University of Cape Town, South Africa - Department of Commercial Law
Last modified: July 31, 2006
Presentation date: 10/31/2006 4:00 PM in NT Manchester
The importance of the three-step test for the delicate balance between private and public interests in the field of copyright law can not be overestimated. The test sets limits to the limitations and exceptions on the copyright holders’ rights. Since its first mention in the Berne Convention of 1886, the test has been embodied in several international treaties and its scope of application has broadened significantly. Nowadays, the three-step test appears in the Berne Convention as well as in the TRIPS Agreement, the WIPO Copyright Treaty, the WIPO Performances and Phonograms Treaty and the EU Copyright Directive. However, no significant degree of agreement existed with regards to the actual meaning of the test until, in 2000, for the first time a supra-national body ruled on the interpretation of the test in the context of Article 13 TRIPS.
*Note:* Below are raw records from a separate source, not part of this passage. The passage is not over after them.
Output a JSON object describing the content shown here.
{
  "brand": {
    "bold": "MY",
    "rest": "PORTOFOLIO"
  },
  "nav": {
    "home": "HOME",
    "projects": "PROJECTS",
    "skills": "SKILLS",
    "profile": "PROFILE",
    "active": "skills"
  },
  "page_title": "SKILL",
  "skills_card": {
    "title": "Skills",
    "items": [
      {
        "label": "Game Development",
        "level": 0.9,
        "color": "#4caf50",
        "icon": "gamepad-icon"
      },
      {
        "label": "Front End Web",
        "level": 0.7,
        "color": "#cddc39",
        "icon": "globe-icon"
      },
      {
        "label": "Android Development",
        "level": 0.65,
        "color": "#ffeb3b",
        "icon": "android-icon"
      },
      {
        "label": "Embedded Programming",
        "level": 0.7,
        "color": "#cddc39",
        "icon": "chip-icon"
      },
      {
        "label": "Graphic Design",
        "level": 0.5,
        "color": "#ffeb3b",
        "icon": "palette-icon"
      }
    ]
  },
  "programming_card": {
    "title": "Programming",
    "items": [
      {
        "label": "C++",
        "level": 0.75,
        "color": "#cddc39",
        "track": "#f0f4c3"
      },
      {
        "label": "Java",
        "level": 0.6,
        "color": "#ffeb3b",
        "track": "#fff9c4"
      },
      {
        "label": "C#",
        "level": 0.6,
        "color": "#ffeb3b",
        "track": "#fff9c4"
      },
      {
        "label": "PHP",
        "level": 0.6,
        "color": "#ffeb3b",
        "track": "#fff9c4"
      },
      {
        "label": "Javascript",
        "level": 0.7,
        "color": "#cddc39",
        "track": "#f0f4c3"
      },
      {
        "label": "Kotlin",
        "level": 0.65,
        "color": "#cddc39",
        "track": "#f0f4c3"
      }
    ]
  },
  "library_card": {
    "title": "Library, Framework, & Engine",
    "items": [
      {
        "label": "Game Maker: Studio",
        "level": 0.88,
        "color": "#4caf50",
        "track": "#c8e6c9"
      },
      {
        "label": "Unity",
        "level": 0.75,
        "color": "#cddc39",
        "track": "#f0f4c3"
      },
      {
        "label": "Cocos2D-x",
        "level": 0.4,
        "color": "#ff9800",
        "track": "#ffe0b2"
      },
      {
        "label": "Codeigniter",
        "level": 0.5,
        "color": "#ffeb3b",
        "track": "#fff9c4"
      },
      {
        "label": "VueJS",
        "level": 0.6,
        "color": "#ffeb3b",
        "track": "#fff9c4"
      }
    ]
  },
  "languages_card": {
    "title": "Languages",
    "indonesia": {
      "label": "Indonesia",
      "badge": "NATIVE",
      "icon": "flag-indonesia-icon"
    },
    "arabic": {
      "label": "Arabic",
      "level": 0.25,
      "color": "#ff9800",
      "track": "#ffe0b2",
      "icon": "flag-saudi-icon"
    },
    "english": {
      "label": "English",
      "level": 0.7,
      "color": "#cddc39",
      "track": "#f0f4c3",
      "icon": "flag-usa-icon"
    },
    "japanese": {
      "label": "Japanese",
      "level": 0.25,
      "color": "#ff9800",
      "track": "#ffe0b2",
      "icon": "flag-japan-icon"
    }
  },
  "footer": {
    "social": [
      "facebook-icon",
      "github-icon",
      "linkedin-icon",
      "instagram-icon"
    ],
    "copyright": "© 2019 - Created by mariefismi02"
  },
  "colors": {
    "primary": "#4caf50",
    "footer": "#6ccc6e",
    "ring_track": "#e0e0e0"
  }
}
The paper is going to explain the significance of the three-step test and strives to build up an understanding for the correct application of the test. Subsequently, the paper will scrutinize each of the three steps under consideration of prior interpretations by recognised scholars as well as the aforementioned WTO Panel decision of 2000.